Portomarín is a small town located in the province of Lugo, in the northwest of Spain. It is situated on the banks of the Miño River and is famous for its well-preserved medieval bridge and Romanesque church. Portomarín is a town that most pilgrims will pass through as it lies less than 100 kilometers away from Santiago de Compostela.

The town was originally built on a hill but was later relocated in the 1950s to make way for a hydroelectric dam. As a result, many of the town’s historic buildings were dismantled stone by stone and reassembled in the new location. The original river was dammed into a huge lake, flooding the riverbank area completely.

Between 1956 and 1962, several buildings were moved higher up on the west side of the lake. Among others, the church of Santa Maria, which houses the town’s patron saint La Virgen de las Nieves, to whom, some say, Portomarín should be grateful for its existence.

In Portomarín, all roads seem to take us to Iglesia de San Juan, a fortress-like 13-century church.

Accommodation in Portomarin

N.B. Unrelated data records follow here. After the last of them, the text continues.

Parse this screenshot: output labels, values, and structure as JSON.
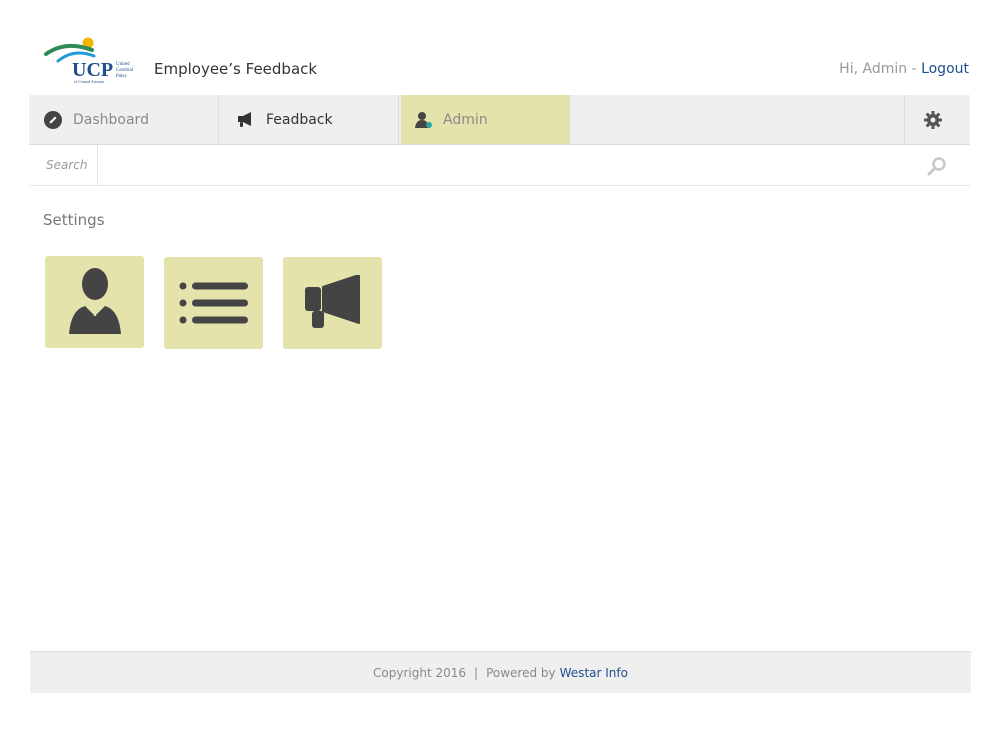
{
  "header": {
    "logo_text": "UCP",
    "logo_tagline": "United Cerebral Palsy of Central Arizona",
    "app_title": "Employee’s Feedback",
    "greeting": "Hi, Admin -",
    "logout_label": "Logout"
  },
  "nav": {
    "items": [
      {
        "label": "Dashboard",
        "icon": "pencil-circle-icon",
        "active": false
      },
      {
        "label": "Feadback",
        "icon": "megaphone-icon",
        "active": false
      },
      {
        "label": "Admin",
        "icon": "admin-user-icon",
        "active": true
      }
    ],
    "settings_icon": "gear-icon"
  },
  "search": {
    "label": "Search",
    "value": "",
    "icon": "magnifier-icon"
  },
  "main": {
    "section_title": "Settings",
    "tiles": [
      {
        "name": "users",
        "icon": "businessman-icon"
      },
      {
        "name": "list",
        "icon": "list-icon"
      },
      {
        "name": "feedback",
        "icon": "megaphone-icon"
      }
    ]
  },
  "footer": {
    "copyright": "Copyright 2016",
    "separator": "|",
    "powered_by": "Powered by",
    "link_label": "Westar Info"
  },
  "colors": {
    "accent": "#e4e3ac",
    "link": "#1e4f8c",
    "nav_bg": "#efefef",
    "icon_dark": "#444444"
  }
}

Hotel nameTypePrice rangeRoom typeOther
Albergue FerramenteiroAlbergueBudgetShared roomsGarden, Shared lounge, Bar, WiFi, Facilities for disabled guests
Pensión PortomiñoGuest houseBudgetFamily rooms, Rooms with shared bathroomsGarden, Bar, WiFi, Non-smoking rooms
Apartamentos RuliñaApartmentsMid-rangeTwo bedrooms apartment, Penthouse apartmentGarden, Washing machine, Kitchen, WiFi, Facilities for disabled guests
Casa de Campo Cruz de PedraApartmentsMid-rangeTwo bedrooms apartmentWiFi, Garden, Breakfast included
Os Arcos – Apartamentos TurísticosApartmentsSplurgeDuplex apartmentWiFi, Kitchen,  Washing machine, Air conditioning

What to see in Portomarin

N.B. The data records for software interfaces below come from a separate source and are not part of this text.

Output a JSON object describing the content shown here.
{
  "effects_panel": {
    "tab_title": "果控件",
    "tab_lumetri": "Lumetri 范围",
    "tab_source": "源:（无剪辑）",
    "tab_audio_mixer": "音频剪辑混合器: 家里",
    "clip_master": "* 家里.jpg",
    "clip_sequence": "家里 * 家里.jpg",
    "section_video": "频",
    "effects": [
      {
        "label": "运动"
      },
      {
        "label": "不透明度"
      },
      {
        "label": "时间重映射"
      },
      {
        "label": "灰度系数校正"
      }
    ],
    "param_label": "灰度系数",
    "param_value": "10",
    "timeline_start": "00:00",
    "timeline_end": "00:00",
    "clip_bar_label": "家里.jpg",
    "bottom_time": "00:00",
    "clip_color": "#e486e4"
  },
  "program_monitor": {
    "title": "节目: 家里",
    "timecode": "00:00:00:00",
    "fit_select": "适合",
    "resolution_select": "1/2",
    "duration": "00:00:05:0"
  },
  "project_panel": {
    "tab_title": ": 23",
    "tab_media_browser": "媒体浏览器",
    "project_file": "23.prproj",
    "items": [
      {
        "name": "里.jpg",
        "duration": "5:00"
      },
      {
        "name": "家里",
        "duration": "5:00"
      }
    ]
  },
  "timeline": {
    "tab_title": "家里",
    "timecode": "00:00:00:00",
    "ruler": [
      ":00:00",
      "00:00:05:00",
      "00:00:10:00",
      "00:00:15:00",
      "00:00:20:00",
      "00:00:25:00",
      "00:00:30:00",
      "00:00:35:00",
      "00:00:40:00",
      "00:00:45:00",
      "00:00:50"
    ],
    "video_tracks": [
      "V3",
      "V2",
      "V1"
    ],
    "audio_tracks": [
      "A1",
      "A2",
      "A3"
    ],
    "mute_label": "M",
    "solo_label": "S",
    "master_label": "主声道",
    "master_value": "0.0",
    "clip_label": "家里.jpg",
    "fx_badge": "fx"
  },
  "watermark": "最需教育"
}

Iglesia de San Juan y de San Nicolás

This building is a castle and a church at the same time. It was originally designed to give shelter and protect pilgrims of St. James’ Way.

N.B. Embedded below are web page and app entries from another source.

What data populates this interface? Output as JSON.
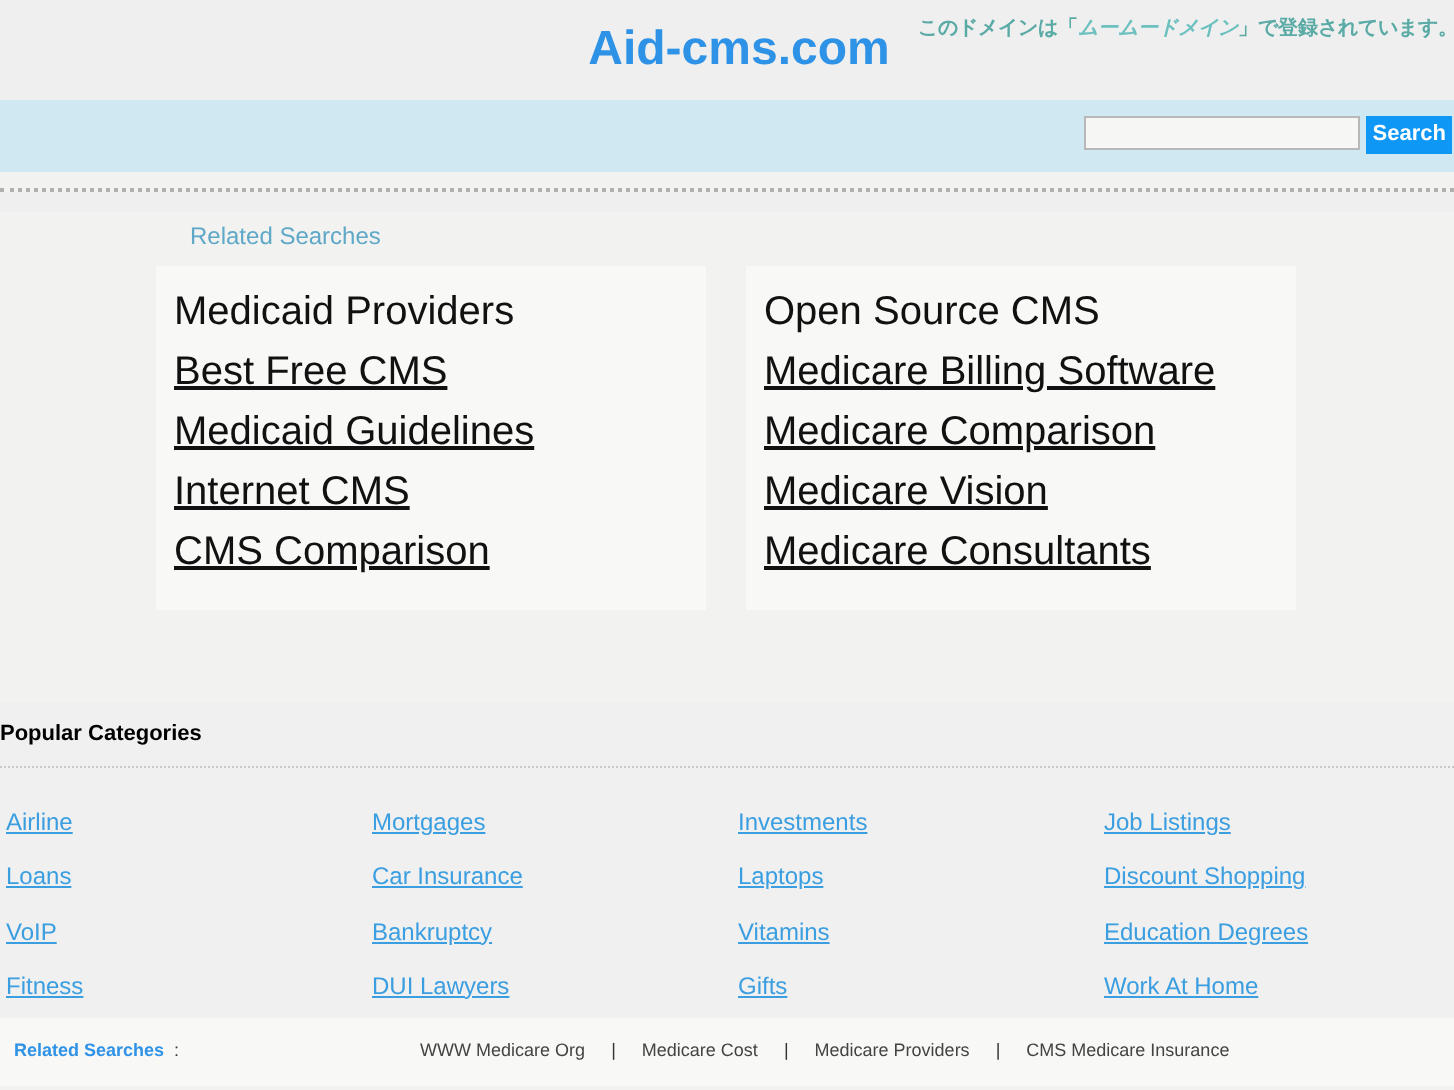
{
  "header": {
    "title": "Aid-cms.com",
    "registrar_notice": {
      "before": "このドメインは「",
      "brand": "ムームードメイン",
      "after": "」で登録されています。"
    }
  },
  "search": {
    "button": "Search"
  },
  "related_searches": {
    "label": "Related Searches",
    "columns": [
      [
        {
          "label": "Medicaid Providers",
          "underlined": false
        },
        {
          "label": "Best Free CMS",
          "underlined": true
        },
        {
          "label": "Medicaid Guidelines",
          "underlined": true
        },
        {
          "label": "Internet CMS",
          "underlined": true
        },
        {
          "label": "CMS Comparison",
          "underlined": true
        }
      ],
      [
        {
          "label": "Open Source CMS",
          "underlined": false
        },
        {
          "label": "Medicare Billing Software",
          "underlined": true
        },
        {
          "label": "Medicare Comparison",
          "underlined": true
        },
        {
          "label": "Medicare Vision",
          "underlined": true
        },
        {
          "label": "Medicare Consultants",
          "underlined": true
        }
      ]
    ]
  },
  "popular_categories": {
    "title": "Popular Categories",
    "columns": [
      [
        "Airline",
        "Loans",
        "VoIP",
        "Fitness"
      ],
      [
        "Mortgages",
        "Car Insurance",
        "Bankruptcy",
        "DUI Lawyers"
      ],
      [
        "Investments",
        "Laptops",
        "Vitamins",
        "Gifts"
      ],
      [
        "Job Listings",
        "Discount Shopping",
        "Education Degrees",
        "Work At Home"
      ]
    ]
  },
  "footer": {
    "label": "Related Searches",
    "colon": ":",
    "separator": "|",
    "links": [
      "WWW Medicare Org",
      "Medicare Cost",
      "Medicare Providers",
      "CMS Medicare Insurance"
    ]
  }
}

When 1960 the water reservoir was created in the valley, and the original old settlement was flooded, so, together with other important buildings; this church was also transported brick by brick to its new place on the top of the hill.